C. cunninghamii is an uncommon and slow-growing tree fern. It grows in damp forest, often emerging from stream gullies and riverbanks. The erect trunk may be 20 m tall and is usually 6-15 cm in diameter, occasionally as much as 20 cm. Fronds are tri- to tetrapinnate and 3 m or more in length. The branches are slender, black brown, warty and scaled. To do well in cultivation, C. cunninghamii needs a lot of moisture & shade. Rich humus is a good growing medium. Plants should be protected from the wind.
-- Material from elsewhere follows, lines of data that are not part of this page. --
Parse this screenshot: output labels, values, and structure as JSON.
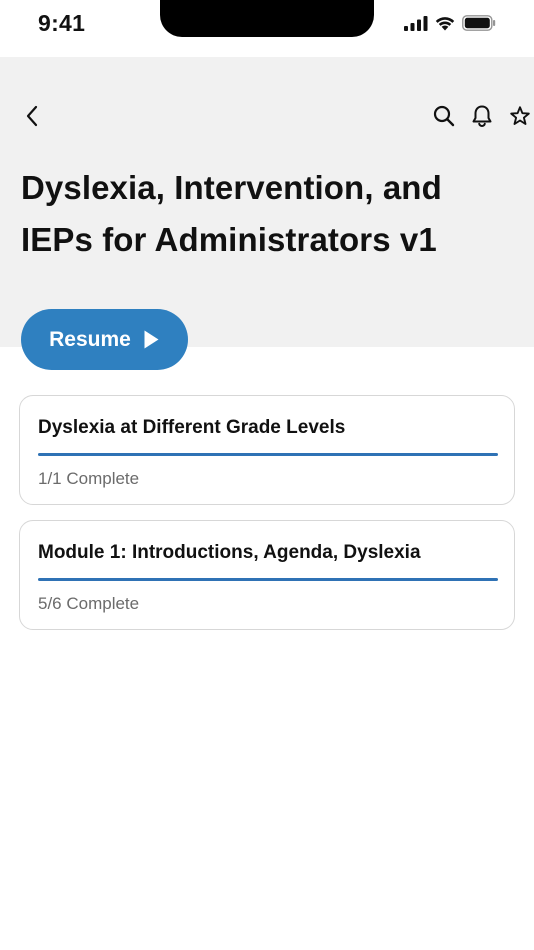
{
  "status_bar": {
    "time": "9:41"
  },
  "header": {
    "course_title": "Dyslexia, Intervention, and IEPs for Administrators v1",
    "resume_label": "Resume"
  },
  "modules": [
    {
      "title": "Dyslexia at Different Grade Levels",
      "status": "1/1 Complete",
      "progress": 1.0
    },
    {
      "title": "Module 1: Introductions, Agenda, Dyslexia",
      "status": "5/6 Complete",
      "progress": 1.0
    }
  ],
  "icons": {
    "back": "chevron-left-icon",
    "search": "search-icon",
    "notifications": "bell-icon",
    "favorite": "star-icon",
    "play": "play-icon"
  },
  "colors": {
    "accent": "#2f80c0",
    "progress": "#2f72b5",
    "hero_background": "#f1f1f1"
  }
}
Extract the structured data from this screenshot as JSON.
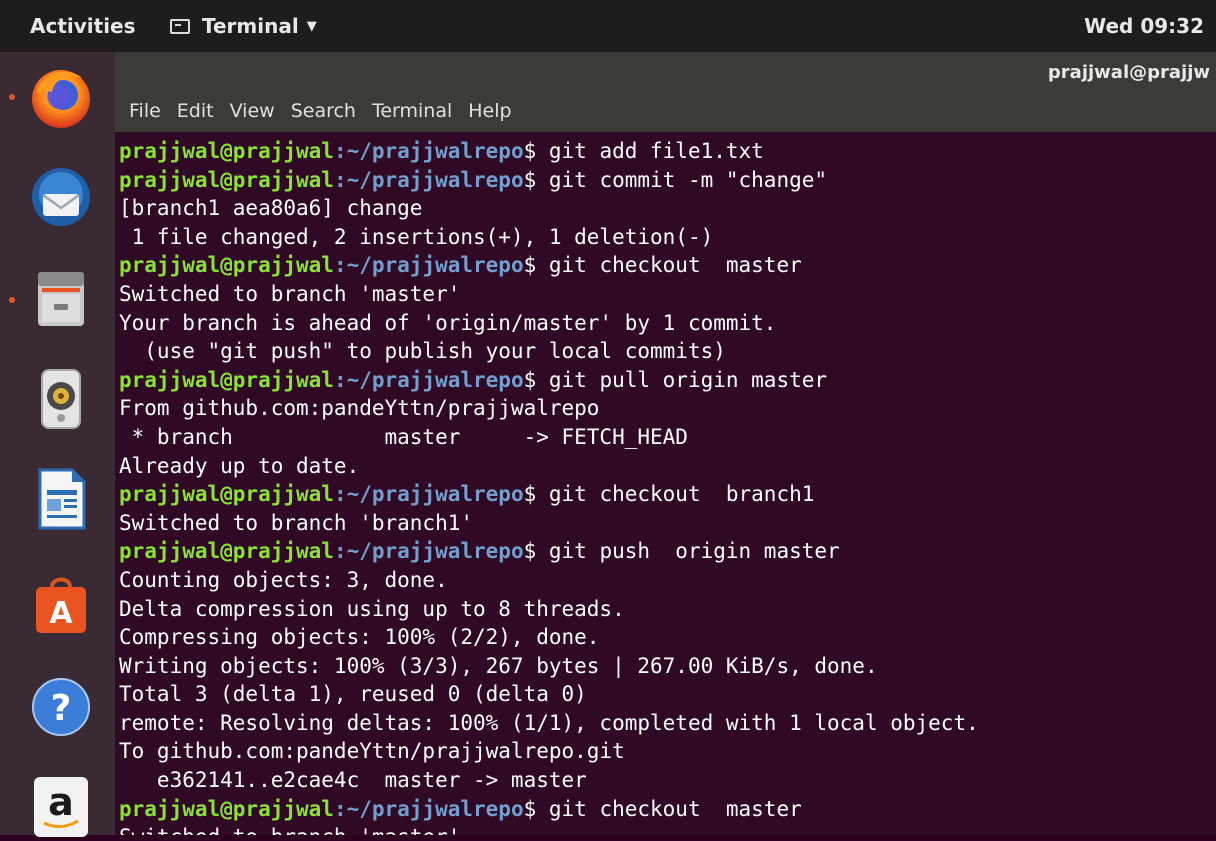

There are seven Cyathea species native to New Zealand. Five are endemic to New Zealand, with Cyathea cunninghamii also occurring in Australia and C. medullaris being recognised from several Pacific Islands. Two of the New Zealand species are confined to the subtropical Kermadec Islands: C. kermadecensis and C. milnei.

Monday, 19 December 2016

December: Summer In The Garden.

Well Summer is in mid-swing down here in New Zealand and the garden is in peak growth. It's actually been a great season so far as there has been fairly frequent rainfall so to not dry out the garden as in previous years. I think last year we needed to water almost every day as it didn't rain hardly at all for 4 months last Summer. There hasn't been a lot of fruit harvest at the moment but currently in season we are now harvesting:


Kale, Lettuce, Basil, Spring Onions, Chives, Dill, Zucchinis, Raspberries, Strawberries, Lemons, Limes, Rosemary, Swiss Chard, Tomatoes. 
Also available now is an interesting herb I've been growing called Epazote. Its used extensively in Mexican cooking for its unique flavour, but also because it has an interesting characteristic. It helps prevent gas (farts) from when you eat beans. It has a strong kerosene-like flavour fresh, but when cooked it has an appealing sort of earthy depth of flavour. Check it out & give it a go! 
I have just today harvested my first Tomato. I have a few varieties planted: Black Krim, Yellow Teardrop, Sweet 100, Red Roma, Beefsteaks plus a few other pop ups of unknown origin.


Roses have been flowering for over a month now and are now in peak bloom we have over 20 planted throughout the garden. Varieties include In Loving Memory, My Girl, Blackberry Nip, Amber Light, Metro, Freesia, Peace & Blue Moon.


The Lavender Farm has really taken off. And although it is in its first year it is looking great with loads of flower spikes. I will need to add some more bark mulch this week which is working out great to cover the weedmat but also conserve moisture. We should have a decent first harvest soon.

Gardenias have just this week started to pop. And i have to say they are THE best smelling flower I've sniffed. Just a couple in a room will scent the whole room with its luscious aroma.

In other flower news: Hydrangeas, Hibiscus, Gladioli & Aqualegias are all out and looking stunning.



As far as fruit coming along little Blackcurrants, Figs, Grapes, Oranges, Peaches, Nectarines, Apples, are all growing by the day for harvest within the coming months. 



In Citrus news: Limes are starting to become available now with a few coming to ripeness. But it isn't really until March that they will reach peak-Margarita. All the Citrus have now flowered and set little fruitlets ready for winter harvests. I do however have one Meiwa Kumquat just about ready to enjoy which will be my first home grown kumquat to eat!